## Problem to solve
Pictures aside, copy every record word for word.
(Excerpted records begins)
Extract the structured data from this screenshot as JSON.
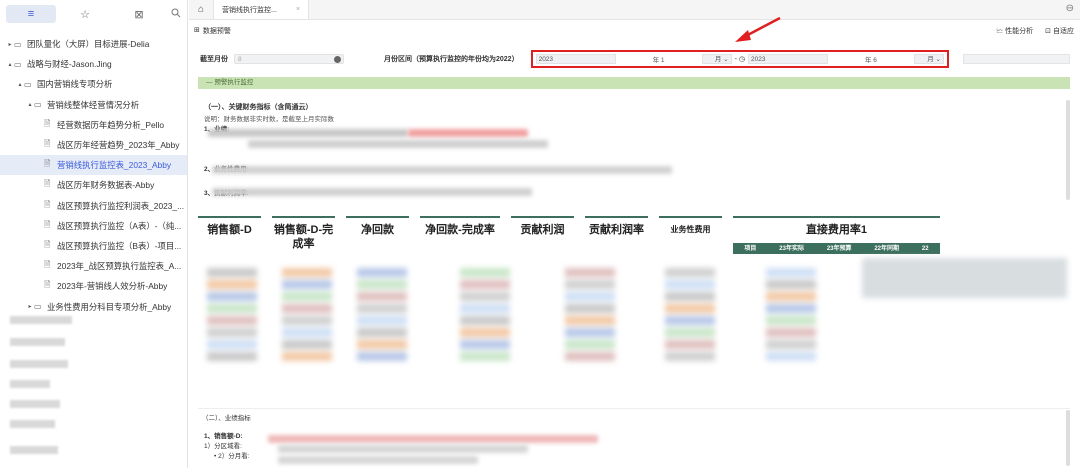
{
  "sidebar": {
    "tabs": [
      "≡",
      "☆",
      "⊠"
    ],
    "search_icon": "search-icon",
    "items": [
      {
        "label": "团队量化（大屏）目标进展-Delia",
        "level": 0,
        "caret": "▸",
        "type": "folder"
      },
      {
        "label": "战略与财经-Jason.Jing",
        "level": 0,
        "caret": "▴",
        "type": "folder"
      },
      {
        "label": "国内营销线专项分析",
        "level": 1,
        "caret": "▴",
        "type": "folder"
      },
      {
        "label": "营销线整体经营情况分析",
        "level": 2,
        "caret": "▴",
        "type": "folder"
      },
      {
        "label": "经营数据历年趋势分析_Pello",
        "level": 3,
        "caret": "",
        "type": "doc"
      },
      {
        "label": "战区历年经营趋势_2023年_Abby",
        "level": 3,
        "caret": "",
        "type": "doc"
      },
      {
        "label": "营销线执行监控表_2023_Abby",
        "level": 3,
        "caret": "",
        "type": "doc",
        "selected": true
      },
      {
        "label": "战区历年财务数据表-Abby",
        "level": 3,
        "caret": "",
        "type": "doc"
      },
      {
        "label": "战区预算执行监控利润表_2023_...",
        "level": 3,
        "caret": "",
        "type": "doc"
      },
      {
        "label": "战区预算执行监控（A表）-（纯...",
        "level": 3,
        "caret": "",
        "type": "doc"
      },
      {
        "label": "战区预算执行监控（B表）-项目...",
        "level": 3,
        "caret": "",
        "type": "doc"
      },
      {
        "label": "2023年_战区预算执行监控表_A...",
        "level": 3,
        "caret": "",
        "type": "doc"
      },
      {
        "label": "2023年-营销线人效分析-Abby",
        "level": 3,
        "caret": "",
        "type": "doc"
      },
      {
        "label": "业务性费用分科目专项分析_Abby",
        "level": 2,
        "caret": "▸",
        "type": "folder"
      }
    ]
  },
  "topbar": {
    "tab_title": "营销线执行监控...",
    "close": "×",
    "right_icon": "⊖"
  },
  "report": {
    "title": "数据预警",
    "actions": [
      {
        "icon": "🗠",
        "label": "性能分析"
      },
      {
        "icon": "⊡",
        "label": "自适应"
      }
    ]
  },
  "filters": {
    "as_of_label": "截至月份",
    "as_of_value": "8",
    "range_label": "月份区间（预算执行监控的年份均为2022）",
    "start_year": "2023",
    "start_unit_year": "年 1",
    "start_month_unit": "月",
    "separator": "- ◷",
    "end_year": "2023",
    "end_unit_year": "年 6",
    "end_month_unit": "月"
  },
  "section_title": "预警执行监控",
  "indicators": {
    "title": "（一）、关键财务指标（含简通云）",
    "note": "说明：财务数据非实时数，是截至上月实际数",
    "items": [
      "1、业绩:",
      "2、业务性费用:",
      "3、贡献利润率:"
    ]
  },
  "kpi_headers": [
    "销售额-D",
    "销售额-D-完成率",
    "净回款",
    "净回款-完成率",
    "贡献利润",
    "贡献利润率",
    "业务性费用",
    "直接费用率1"
  ],
  "mini_table_headers": [
    "项目",
    "23年实际",
    "23年预算",
    "22年同期",
    "22"
  ],
  "lower": {
    "title": "（二）、业绩指标",
    "item1": "1、销售额-D:",
    "sub1": "1）分区域看:",
    "sub2": "• 2）分月看:"
  },
  "colors": {
    "accent": "#3b5bdb",
    "header_green": "#3d6f5f",
    "section_green": "#c9e3b5",
    "highlight_red": "#e02020"
  }
}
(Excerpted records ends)
## Written reply
Extract the structured data from this screenshot as JSON.
{
  "sidebar": {
    "tabs": [
      "≡",
      "☆",
      "⊠"
    ],
    "search_icon": "search-icon",
    "items": [
      {
        "label": "团队量化（大屏）目标进展-Delia",
        "level": 0,
        "caret": "▸",
        "type": "folder"
      },
      {
        "label": "战略与财经-Jason.Jing",
        "level": 0,
        "caret": "▴",
        "type": "folder"
      },
      {
        "label": "国内营销线专项分析",
        "level": 1,
        "caret": "▴",
        "type": "folder"
      },
      {
        "label": "营销线整体经营情况分析",
        "level": 2,
        "caret": "▴",
        "type": "folder"
      },
      {
        "label": "经营数据历年趋势分析_Pello",
        "level": 3,
        "caret": "",
        "type": "doc"
      },
      {
        "label": "战区历年经营趋势_2023年_Abby",
        "level": 3,
        "caret": "",
        "type": "doc"
      },
      {
        "label": "营销线执行监控表_2023_Abby",
        "level": 3,
        "caret": "",
        "type": "doc",
        "selected": true
      },
      {
        "label": "战区历年财务数据表-Abby",
        "level": 3,
        "caret": "",
        "type": "doc"
      },
      {
        "label": "战区预算执行监控利润表_2023_...",
        "level": 3,
        "caret": "",
        "type": "doc"
      },
      {
        "label": "战区预算执行监控（A表）-（纯...",
        "level": 3,
        "caret": "",
        "type": "doc"
      },
      {
        "label": "战区预算执行监控（B表）-项目...",
        "level": 3,
        "caret": "",
        "type": "doc"
      },
      {
        "label": "2023年_战区预算执行监控表_A...",
        "level": 3,
        "caret": "",
        "type": "doc"
      },
      {
        "label": "2023年-营销线人效分析-Abby",
        "level": 3,
        "caret": "",
        "type": "doc"
      },
      {
        "label": "业务性费用分科目专项分析_Abby",
        "level": 2,
        "caret": "▸",
        "type": "folder"
      }
    ]
  },
  "topbar": {
    "tab_title": "营销线执行监控...",
    "close": "×",
    "right_icon": "⊖"
  },
  "report": {
    "title": "数据预警",
    "actions": [
      {
        "icon": "🗠",
        "label": "性能分析"
      },
      {
        "icon": "⊡",
        "label": "自适应"
      }
    ]
  },
  "filters": {
    "as_of_label": "截至月份",
    "as_of_value": "8",
    "range_label": "月份区间（预算执行监控的年份均为2022）",
    "start_year": "2023",
    "start_unit_year": "年 1",
    "start_month_unit": "月",
    "separator": "- ◷",
    "end_year": "2023",
    "end_unit_year": "年 6",
    "end_month_unit": "月"
  },
  "section_title": "预警执行监控",
  "indicators": {
    "title": "（一）、关键财务指标（含简通云）",
    "note": "说明：财务数据非实时数，是截至上月实际数",
    "items": [
      "1、业绩:",
      "2、业务性费用:",
      "3、贡献利润率:"
    ]
  },
  "kpi_headers": [
    "销售额-D",
    "销售额-D-完成率",
    "净回款",
    "净回款-完成率",
    "贡献利润",
    "贡献利润率",
    "业务性费用",
    "直接费用率1"
  ],
  "mini_table_headers": [
    "项目",
    "23年实际",
    "23年预算",
    "22年同期",
    "22"
  ],
  "lower": {
    "title": "（二）、业绩指标",
    "item1": "1、销售额-D:",
    "sub1": "1）分区域看:",
    "sub2": "• 2）分月看:"
  },
  "colors": {
    "accent": "#3b5bdb",
    "header_green": "#3d6f5f",
    "section_green": "#c9e3b5",
    "highlight_red": "#e02020"
  }
}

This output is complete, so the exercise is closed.